Task objective:
In the data below, which lines hold the word "icon"? Copy them.

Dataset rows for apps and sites
# # # # #

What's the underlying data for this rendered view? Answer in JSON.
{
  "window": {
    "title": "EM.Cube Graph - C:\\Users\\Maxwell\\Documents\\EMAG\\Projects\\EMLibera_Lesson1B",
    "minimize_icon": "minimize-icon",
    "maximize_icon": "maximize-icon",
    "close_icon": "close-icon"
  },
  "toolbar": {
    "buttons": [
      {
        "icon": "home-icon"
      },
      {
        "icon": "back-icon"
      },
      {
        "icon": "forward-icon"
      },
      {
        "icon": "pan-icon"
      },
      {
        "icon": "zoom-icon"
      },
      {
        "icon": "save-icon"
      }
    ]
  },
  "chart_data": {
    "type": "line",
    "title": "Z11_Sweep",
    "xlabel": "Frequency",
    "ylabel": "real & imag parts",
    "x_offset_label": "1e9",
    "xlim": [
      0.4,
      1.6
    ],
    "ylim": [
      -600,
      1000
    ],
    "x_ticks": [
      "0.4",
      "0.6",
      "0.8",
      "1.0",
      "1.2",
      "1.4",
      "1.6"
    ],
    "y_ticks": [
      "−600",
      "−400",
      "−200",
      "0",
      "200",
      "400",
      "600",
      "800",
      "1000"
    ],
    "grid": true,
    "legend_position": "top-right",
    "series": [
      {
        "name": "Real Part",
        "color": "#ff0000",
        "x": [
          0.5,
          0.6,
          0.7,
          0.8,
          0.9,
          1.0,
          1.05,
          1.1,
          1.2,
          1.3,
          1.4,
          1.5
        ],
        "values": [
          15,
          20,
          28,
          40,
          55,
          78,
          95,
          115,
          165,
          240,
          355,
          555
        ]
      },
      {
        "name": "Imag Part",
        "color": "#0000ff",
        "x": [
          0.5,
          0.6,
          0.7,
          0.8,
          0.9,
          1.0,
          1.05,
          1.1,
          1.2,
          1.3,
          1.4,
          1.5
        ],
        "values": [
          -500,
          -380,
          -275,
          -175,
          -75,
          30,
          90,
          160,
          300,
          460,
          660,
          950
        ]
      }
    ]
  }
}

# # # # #

Result of the exercise:
    "minimize_icon": "minimize-icon",
    "maximize_icon": "maximize-icon",
    "close_icon": "close-icon"
        "icon": "home-icon"
        "icon": "back-icon"
        "icon": "forward-icon"
        "icon": "pan-icon"
        "icon": "zoom-icon"
        "icon": "save-icon"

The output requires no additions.